§ WORK INSTRUCTION
Select the lines of the records containing the word "text" and list them.

§ SUPPLIED ENTRIES
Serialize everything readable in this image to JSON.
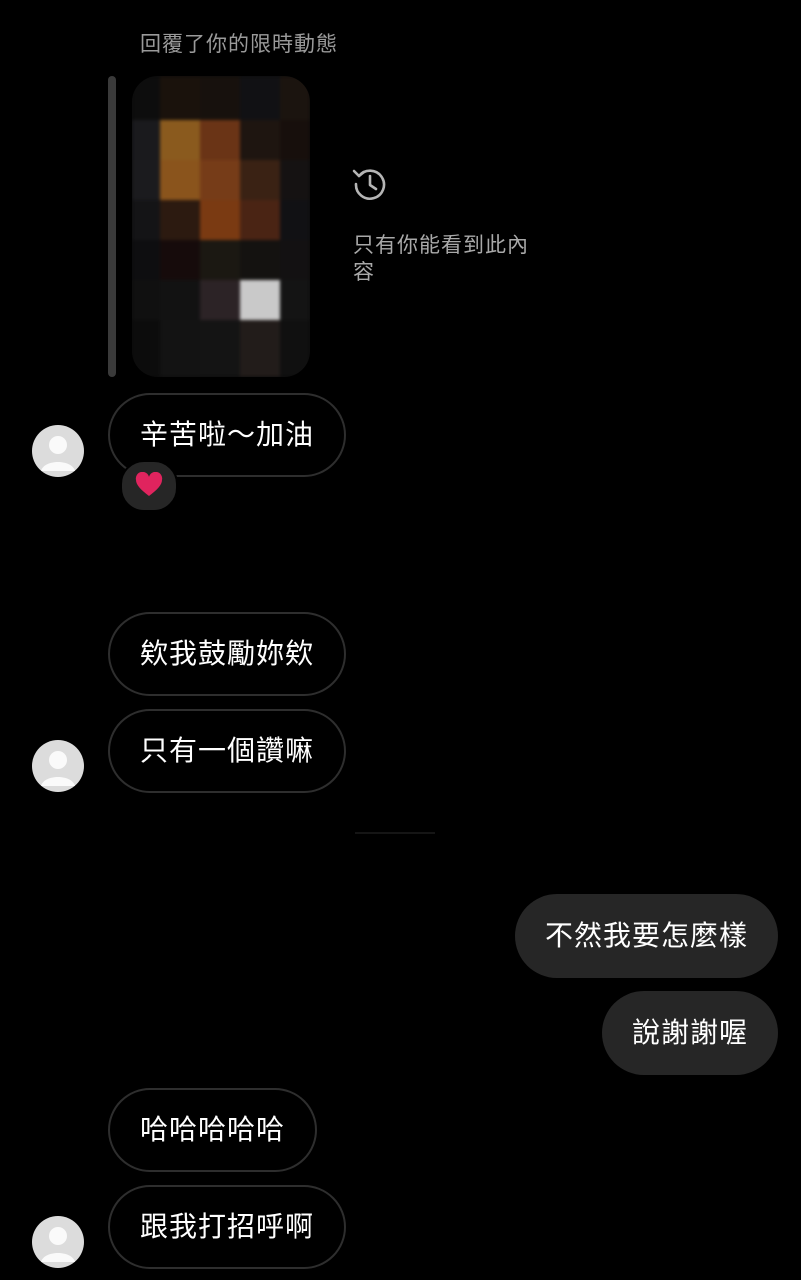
{
  "story_reply": {
    "label": "回覆了你的限時動態",
    "private_note": "只有你能看到此內容"
  },
  "icons": {
    "history": "history-icon",
    "reaction": "red-heart-icon",
    "avatar": "default-avatar-icon"
  },
  "messages": [
    {
      "id": 1,
      "direction": "incoming",
      "text": "辛苦啦～加油",
      "reaction": "❤️"
    },
    {
      "id": 2,
      "direction": "incoming",
      "text": "欸我鼓勵妳欸"
    },
    {
      "id": 3,
      "direction": "incoming",
      "text": "只有一個讚嘛"
    },
    {
      "id": 4,
      "direction": "outgoing",
      "text": "不然我要怎麼樣"
    },
    {
      "id": 5,
      "direction": "outgoing",
      "text": "說謝謝喔"
    },
    {
      "id": 6,
      "direction": "incoming",
      "text": "哈哈哈哈哈"
    },
    {
      "id": 7,
      "direction": "incoming",
      "text": "跟我打招呼啊"
    }
  ],
  "colors": {
    "background": "#000000",
    "outgoing_bubble": "#262626",
    "incoming_border": "#2e2e2e",
    "reaction_heart": "#e0245e"
  }
}
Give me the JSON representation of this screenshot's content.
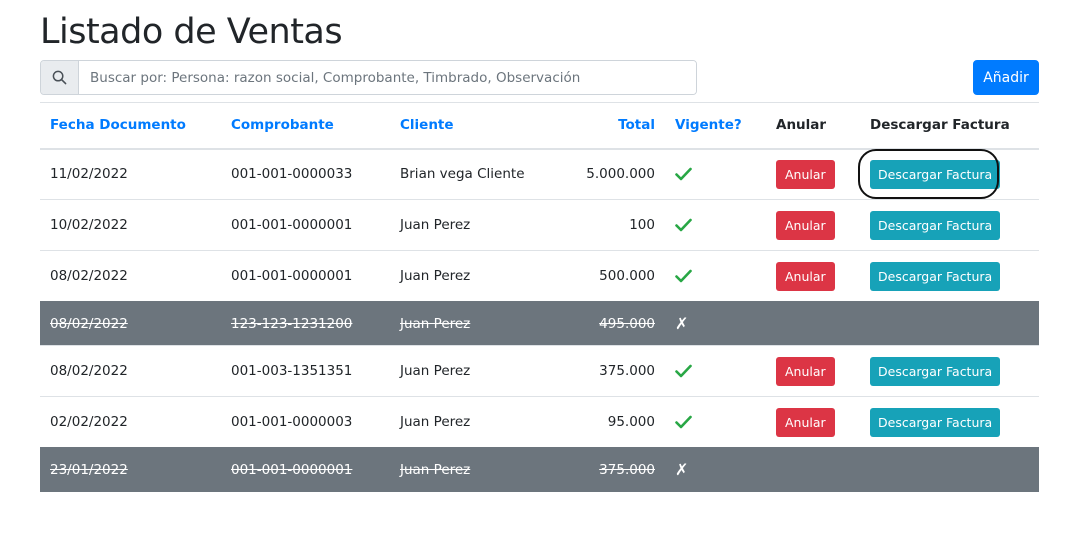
{
  "page": {
    "title": "Listado de Ventas"
  },
  "search": {
    "placeholder": "Buscar por: Persona: razon social, Comprobante, Timbrado, Observación",
    "value": ""
  },
  "toolbar": {
    "add_label": "Añadir"
  },
  "table": {
    "headers": {
      "fecha": "Fecha Documento",
      "comprobante": "Comprobante",
      "cliente": "Cliente",
      "total": "Total",
      "vigente": "Vigente?",
      "anular": "Anular",
      "descargar": "Descargar Factura"
    },
    "rows": [
      {
        "fecha": "11/02/2022",
        "comprobante": "001-001-0000033",
        "cliente": "Brian vega Cliente",
        "total": "5.000.000",
        "vigente": true,
        "anular_label": "Anular",
        "descargar_label": "Descargar Factura"
      },
      {
        "fecha": "10/02/2022",
        "comprobante": "001-001-0000001",
        "cliente": "Juan Perez",
        "total": "100",
        "vigente": true,
        "anular_label": "Anular",
        "descargar_label": "Descargar Factura"
      },
      {
        "fecha": "08/02/2022",
        "comprobante": "001-001-0000001",
        "cliente": "Juan Perez",
        "total": "500.000",
        "vigente": true,
        "anular_label": "Anular",
        "descargar_label": "Descargar Factura"
      },
      {
        "fecha": "08/02/2022",
        "comprobante": "123-123-1231200",
        "cliente": "Juan Perez",
        "total": "495.000",
        "vigente": false,
        "anular_label": "",
        "descargar_label": ""
      },
      {
        "fecha": "08/02/2022",
        "comprobante": "001-003-1351351",
        "cliente": "Juan Perez",
        "total": "375.000",
        "vigente": true,
        "anular_label": "Anular",
        "descargar_label": "Descargar Factura"
      },
      {
        "fecha": "02/02/2022",
        "comprobante": "001-001-0000003",
        "cliente": "Juan Perez",
        "total": "95.000",
        "vigente": true,
        "anular_label": "Anular",
        "descargar_label": "Descargar Factura"
      },
      {
        "fecha": "23/01/2022",
        "comprobante": "001-001-0000001",
        "cliente": "Juan Perez",
        "total": "375.000",
        "vigente": false,
        "anular_label": "",
        "descargar_label": ""
      }
    ]
  },
  "icons": {
    "vigente_true": "check-icon",
    "vigente_false": "cross-icon",
    "search": "search-icon"
  },
  "colors": {
    "primary": "#007bff",
    "danger": "#dc3545",
    "info": "#17a2b8",
    "void_row": "#6c757d",
    "check": "#28a745"
  }
}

§ SOLUTION TO THIS TASK
      "text": "辛苦啦～加油",
      "text": "欸我鼓勵妳欸"
      "text": "只有一個讚嘛"
      "text": "不然我要怎麼樣"
      "text": "說謝謝喔"
      "text": "哈哈哈哈哈"
      "text": "跟我打招呼啊"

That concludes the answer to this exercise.